modify the OPTIONS line to read as follows:
Options Indexes FollowSymLinks Includes
This method instructs the server to parse any page with an
extension of shtml for SSI directives. Therefore, if you want
it to work, you have to name your page, page.shtml and not page.html!
After making the changes, you must restart your server for them to
go into effect.
THE DIRECTORY CONFIGURATION METHOD
This method allows you to enable SSI in a particular directory.
A popular method for those that do not have the permission to
edit the main server configuration files, such as the virtually
hosted crowd. It is also useful if you only want SSI to be enabled
on part of your site.
Your server may not allow you to issue configuration directives
from your directories. Check with your system administrator to
see if your directories have what is called AllowOverride
Options set. If not, kindly ask to have your sysadmin turn
it on for you. (Kind, begging e-mail works best!)

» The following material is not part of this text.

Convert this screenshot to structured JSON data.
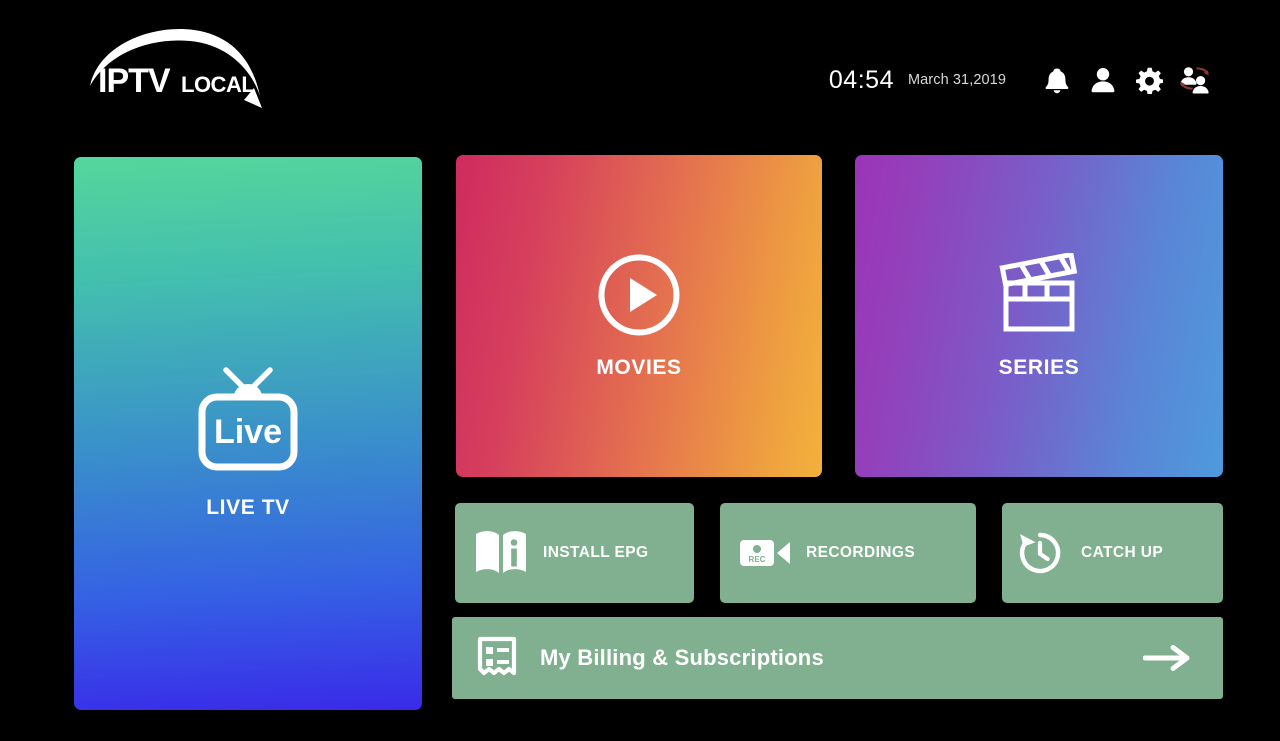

To enable SSI in a given directory, either edit or create a file called
.htaccess, and add the following line:
AddType text/x-server-parsed-html .shtml
To enable this feature for your entire site, you only have to add this
.htaccess information in your website's main directory.
THE XBitHack METHOD
Relax, it is not something the family cat brought up after dinner, it
just sounds that bad. The idea is this.....
Let's say you do not want to rename your pages to x.shtml from x.html
because of blowing links, etc. Apache has a nice soution. If your
server allows you to do it (see above begging information), the
XbitHack can be a time saver. All you have to do is set the user's
execute bit on to have the server parse the page. A what?
In unix, we have what are called file permissions. Normally, a page
you own that is a web page would have permissions such as 644. This
means that you can read and write to the file, and others can only
read it. Nice security feature, huh?
Now, if we set the permission on the file to 744, which is read, write,
and execute for user, and still read only for others, the server will
know to parse the page.
In order to do this, you must add the following line to the .htaccess
Be Warned! This method does have potential hazards.
The file will be in fact executable. If you accidently run it
from the command line, with all the < and > in it, you can
possibly trash your site and spend the rest of the day bringing up
Do not willy nilly set the permissions. If you have a guestbook
script (as an example) that does not filter out SSI directives, your
guestbook becomes a hacker's delight. Only chmod 744 those files you
really want the server to parse.
For extra safety, do not chmod 744 files ending with .shtml,
.txt, .jpg, .gif and so on.
Another option is to turn on the XbitHack as follows:
This will instruct the server to send a Last-Modified header. There
are problems with this. If you do not change your main document
often, but do change the text that is copied in, the browser or
proxy server will not know about the changes.